Record extracts:

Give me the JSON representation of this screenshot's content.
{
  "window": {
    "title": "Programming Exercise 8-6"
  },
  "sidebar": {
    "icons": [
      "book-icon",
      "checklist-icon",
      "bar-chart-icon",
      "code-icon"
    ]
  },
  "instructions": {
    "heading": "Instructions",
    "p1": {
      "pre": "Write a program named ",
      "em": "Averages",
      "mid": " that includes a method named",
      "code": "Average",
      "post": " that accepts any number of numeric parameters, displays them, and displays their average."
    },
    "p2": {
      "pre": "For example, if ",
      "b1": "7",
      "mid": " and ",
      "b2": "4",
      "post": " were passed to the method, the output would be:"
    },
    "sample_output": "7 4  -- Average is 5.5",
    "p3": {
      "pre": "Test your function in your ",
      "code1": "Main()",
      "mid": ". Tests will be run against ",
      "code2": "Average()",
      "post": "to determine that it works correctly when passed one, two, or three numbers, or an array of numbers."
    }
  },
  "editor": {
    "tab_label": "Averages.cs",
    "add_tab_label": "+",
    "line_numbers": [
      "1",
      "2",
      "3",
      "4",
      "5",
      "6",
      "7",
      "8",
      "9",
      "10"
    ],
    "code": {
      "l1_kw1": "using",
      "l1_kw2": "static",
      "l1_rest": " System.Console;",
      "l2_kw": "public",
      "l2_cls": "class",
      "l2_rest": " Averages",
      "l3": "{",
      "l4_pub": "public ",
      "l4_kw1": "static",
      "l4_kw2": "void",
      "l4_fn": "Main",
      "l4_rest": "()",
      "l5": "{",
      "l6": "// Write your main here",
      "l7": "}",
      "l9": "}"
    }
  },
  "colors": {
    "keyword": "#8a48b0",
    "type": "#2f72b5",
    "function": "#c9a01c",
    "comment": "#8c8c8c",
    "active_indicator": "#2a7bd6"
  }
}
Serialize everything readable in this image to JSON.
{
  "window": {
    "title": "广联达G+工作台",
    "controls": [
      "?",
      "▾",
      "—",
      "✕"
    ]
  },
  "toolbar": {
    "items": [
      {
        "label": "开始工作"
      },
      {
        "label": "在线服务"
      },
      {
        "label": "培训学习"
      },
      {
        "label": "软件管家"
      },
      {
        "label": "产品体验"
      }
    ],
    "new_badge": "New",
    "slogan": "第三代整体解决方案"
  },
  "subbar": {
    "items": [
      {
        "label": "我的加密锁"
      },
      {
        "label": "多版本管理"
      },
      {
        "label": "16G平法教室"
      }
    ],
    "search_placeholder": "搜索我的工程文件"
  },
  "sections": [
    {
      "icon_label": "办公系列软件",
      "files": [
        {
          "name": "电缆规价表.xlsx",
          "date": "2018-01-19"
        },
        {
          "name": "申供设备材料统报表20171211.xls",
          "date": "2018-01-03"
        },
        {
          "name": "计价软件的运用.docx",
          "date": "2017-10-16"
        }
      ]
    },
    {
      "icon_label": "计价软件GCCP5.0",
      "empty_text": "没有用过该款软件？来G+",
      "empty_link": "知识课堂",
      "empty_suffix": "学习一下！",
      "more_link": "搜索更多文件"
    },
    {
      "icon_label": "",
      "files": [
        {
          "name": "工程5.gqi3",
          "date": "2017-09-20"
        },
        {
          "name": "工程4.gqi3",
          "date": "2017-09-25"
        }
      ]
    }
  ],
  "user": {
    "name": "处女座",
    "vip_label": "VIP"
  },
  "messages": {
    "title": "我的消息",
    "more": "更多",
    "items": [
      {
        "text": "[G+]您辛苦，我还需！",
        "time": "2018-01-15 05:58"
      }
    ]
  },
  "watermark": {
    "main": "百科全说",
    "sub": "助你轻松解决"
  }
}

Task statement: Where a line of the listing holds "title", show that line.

Completed exercise:
    "title": "Programming Exercise 8-6"
    "title": "广联达G+工作台",
    "title": "我的消息",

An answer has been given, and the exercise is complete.